Fossil fuels are predicted to replace metals as the nation’s top commodity shipped abroad.
Authorities are optimistic the value of exported Australian coal will overtake that of iron ore in the next six months.
The federal Department of Industry, Science and Resources confirmed metallurgical coal and thermal coal exports totalled $114 billion during the 2022 financial year (FY).
In FY23 this figure is expected to jump 16.7 per cent to $133B, dwarfing iron ore’s $114B sum for the same period. In the following fiscal period coal will decrease 24.1 per cent to $101B but this will still be higher than iron ore’s $95B total.
The department expects coal production to jump in New South Wales and “especially” Queensland, from 163M tonnes (Mt) in FY22 to 183Mt by FY24 (up 12.2 per cent).
“Metallurgical coal export earnings were $23B in 2020–21 but surged to $68B in 2021–22. Prices are now easing, as seasonal and short-term supply issues pass and demand edges back. This should see earnings fall moderately over the outlook period with export values eventually easing to a still-high $46B by 2023–24,” the latest resources and energy quarterly report said.
“The forecast for export earnings has been revised up by around $13B in 2022–23, and $17B in 2023–24. Thermal coal export earnings are now expected to be around US$130B (A$194B) over the full outlook period. Revisions reflect the extended La Niña cycle, which will likely add to prices over the next two years. The fallout from the Russian invasion of Ukraine has also added to price pressures over the medium term.”
During FY22 principal markets for Australian thermal coal exports in FY22 were Japan ($25.5B), South Korea ($7.3B), Taiwan ($7.1B), Vietnam ($1.8B), Malaysia ($1.5B) and Thailand ($866 million).
Top markets for metallurgical coal exports included India ($22.3B), Japan ($15.1B), South Korea ($10.1B), Netherlands ($4.3B) and Taiwan ($4.2B) during the same period.
Although China recorded nil the Australia Institute hopes communist leaders will start reversing coal sanctions after Foreign Minister Penny Wong’s official East Asia visit on 21 December 2022.
“I do not expect [changes] to happen the day after tomorrow … [and] these things will change gradually over time,” international and security affairs program director Allan Behm said according to the Australian Broadcasting Corporation.
“Nobody wants to appear to be losing face or taking a major victory, it is just always managed in a very careful way so I would expect over the next month – or so – we will have a lifting of those sanctions on trade commodities.”
Behm, who used to advise Wong, expects his former employer and Chinese Foreign Minister Wang Yi to reestablish a new “normality” and “normalisation” in bilateral relations.
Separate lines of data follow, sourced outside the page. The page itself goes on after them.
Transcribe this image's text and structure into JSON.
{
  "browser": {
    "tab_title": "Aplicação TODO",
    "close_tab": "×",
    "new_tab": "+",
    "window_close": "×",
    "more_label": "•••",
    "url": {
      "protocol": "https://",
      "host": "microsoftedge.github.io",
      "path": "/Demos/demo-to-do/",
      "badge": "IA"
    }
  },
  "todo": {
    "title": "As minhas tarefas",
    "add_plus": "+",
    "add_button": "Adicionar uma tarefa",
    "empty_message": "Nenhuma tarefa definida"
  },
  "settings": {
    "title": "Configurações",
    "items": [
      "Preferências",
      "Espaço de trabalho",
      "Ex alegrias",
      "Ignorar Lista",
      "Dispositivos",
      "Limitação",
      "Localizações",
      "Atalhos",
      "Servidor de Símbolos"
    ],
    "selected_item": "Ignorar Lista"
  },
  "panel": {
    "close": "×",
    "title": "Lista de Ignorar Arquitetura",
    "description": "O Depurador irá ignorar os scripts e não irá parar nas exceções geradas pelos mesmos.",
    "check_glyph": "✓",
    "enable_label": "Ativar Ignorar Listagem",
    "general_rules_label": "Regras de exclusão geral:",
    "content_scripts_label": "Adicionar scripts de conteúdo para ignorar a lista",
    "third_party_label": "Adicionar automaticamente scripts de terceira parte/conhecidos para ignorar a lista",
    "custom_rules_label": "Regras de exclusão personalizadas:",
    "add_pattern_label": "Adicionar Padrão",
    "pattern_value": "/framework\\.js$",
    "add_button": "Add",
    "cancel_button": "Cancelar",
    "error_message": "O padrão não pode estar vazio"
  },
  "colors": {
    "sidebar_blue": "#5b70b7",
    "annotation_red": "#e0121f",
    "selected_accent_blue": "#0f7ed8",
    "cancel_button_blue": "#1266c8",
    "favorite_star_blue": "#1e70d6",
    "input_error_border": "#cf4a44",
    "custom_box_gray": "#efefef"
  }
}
“There will be movement on trade and on other political matters but I think it will be done in a calibrated, managed way, so that we do not have shock news immediately but – rather – a restoration of a mature [and] businesslike relationship over the next couple of months,” he said according to the broadcaster.